Second, the section of the federal regulations that deals with the Listing of Impairments explicitly explains what type of documentation the ALJ should use when making the Part A and Part B determinations. See 20 C.F.R. pt. 404, subpt. P., app. 1 § 12.00. The regulations state that, when determining whether a medical impairment exists under Part A, the ALJ can use "medical evidence" only. Id. at § 12.00B. When the ALJ moves on to Part B and attempts to rank the severity of the claimant's limitations, then the ALJ can utilize "[i]nformation from both medical and non-medical sources" including "work evaluations" and observations by people who "have knowledge of the individual's functioning." Id. at § 12.00D. Based on this language, both the ALJ and the district court erred when they failed to consider the letters from Ms. Schneider's friends and ex-employers.
E. Substantial Evidence
The government next argues that, even if the lay evidence is taken into consideration, the ALJ's decision is still supported by "substantial evidence." We disagree. In his Part B determination, the ALJ found that Ms. Schneider's deficiencies of concentration, persistence or pace "often" resulted in failing to complete tasks in a timely manner. He declined to check the box next to "frequent" or "constant," which would have resulted in a finding of disability. This ruling is not supported by substantial evidence.

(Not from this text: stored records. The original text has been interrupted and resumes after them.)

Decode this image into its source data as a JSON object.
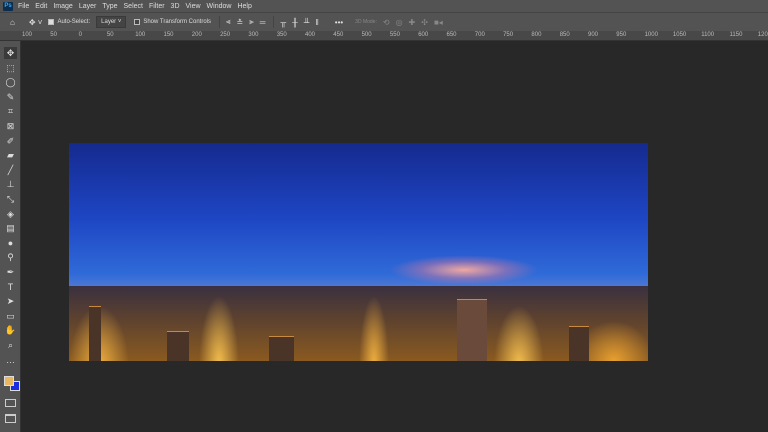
{
  "app": {
    "logo": "Ps"
  },
  "menu": [
    "File",
    "Edit",
    "Image",
    "Layer",
    "Type",
    "Select",
    "Filter",
    "3D",
    "View",
    "Window",
    "Help"
  ],
  "options": {
    "auto_select_label": "Auto-Select:",
    "auto_select_checked": true,
    "layer_select": "Layer",
    "show_transform_label": "Show Transform Controls",
    "show_transform_checked": false,
    "mode_3d_label": "3D Mode:",
    "more": "•••"
  },
  "ruler": [
    "100",
    "50",
    "0",
    "50",
    "100",
    "150",
    "200",
    "250",
    "300",
    "350",
    "400",
    "450",
    "500",
    "550",
    "600",
    "650",
    "700",
    "750",
    "800",
    "850",
    "900",
    "950",
    "1000",
    "1050",
    "1100",
    "1150",
    "1200"
  ],
  "tools": [
    "move",
    "marquee",
    "lasso",
    "quick-select",
    "crop",
    "frame",
    "eyedropper",
    "healing",
    "brush",
    "stamp",
    "history-brush",
    "eraser",
    "gradient",
    "blur",
    "dodge",
    "pen",
    "type",
    "path-select",
    "rectangle",
    "hand",
    "zoom",
    "more"
  ],
  "colors": {
    "foreground": "#e8b860",
    "background": "#1a2ee0"
  }
}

Ms. Schneider submitted five different letters from friends and ex-employers who all state that Ms. Schneider has problems with concentrating, cannot work quickly, requires "constant supervision," and cannot adapt to a change in routine. All the ex-employers also stated that she was unable to perform the responsibilities of her job without her supervisors or co-workers continually telling her what to do. Because of these problems, Ms. Schneider has been fired from her jobs as a laundry worker, baby-sitter, teacher's aide, food service worker, and house cleaner. On the other side of the scale, the Commissioner has not cited any evidence to support his finding that Ms. Schneider has the ability to work at an adequate pace and that she does not need constant supervision. Viewing the record as a whole, the evidence is overwhelming that Ms. Schneider's "deficiencies of concentration, persistence or pace" have resulted in "frequent" or "constant" failure to complete tasks in a timely manner. As a result, the ALJ erred when he ruled that Ms. Schneider failed to "meet or equal" the Listing of Impairments in step three.
F. Remand for Payment of Benefits

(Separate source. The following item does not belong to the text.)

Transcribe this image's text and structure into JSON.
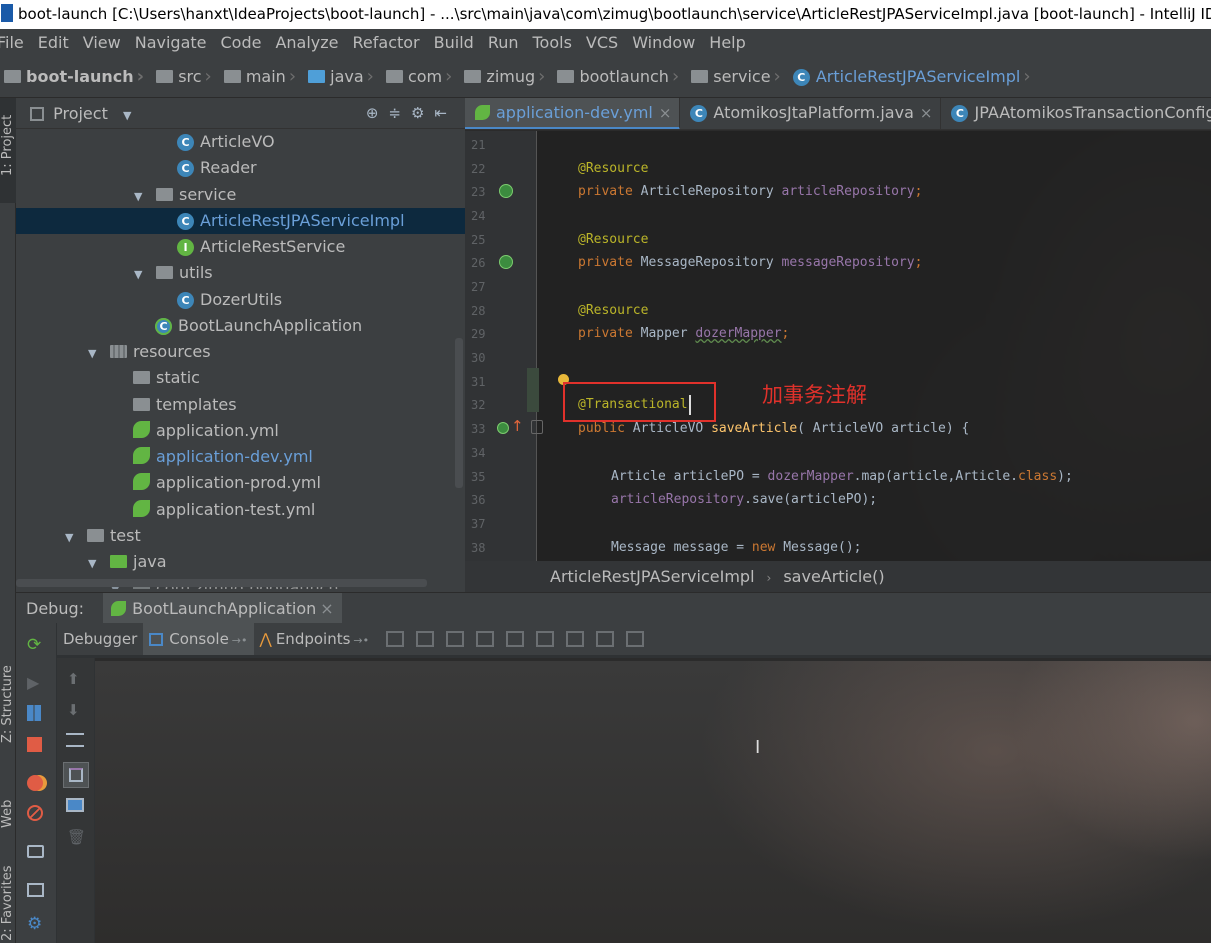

The final question is whether to remand for further administrative proceedings or simply for payment of benefits. "We may direct an award of benefits where the record has been fully developed and where further administrative proceedings would serve no useful purpose." Smolen v. Chater, 80 F.3d 1273, 1292 (9th Cir. 1996).
Here, the record is fully developed and additional proceedings would not be helpful. When the lay evidence that the ALJ rejected is given the effect required by the federal regulations, it becomes clear that the severity of Ms. Schneider's functional limitations is sufficient to meet or equal Listing § 12.04. As a result, we reverse and remand for payment of benefits. See Lester v. Chater, 81 F.3d 821, 834 (9th Cir. 1996) (stating that, when evidence that was improperly rejected demonstrates that the claimant meets or equals the Listing, then the court should remand for payment of benefits); Smolen, 80 F.3d at 1292 (same); Ramirez v. Shalala, 8 F.3d 1449, 1455 (9th Cir. 1993) (same).
The judgment of the district court is REVERSED. The case is REMANDED to the district court with directions to order the payment of benefits to Ms. Schneider.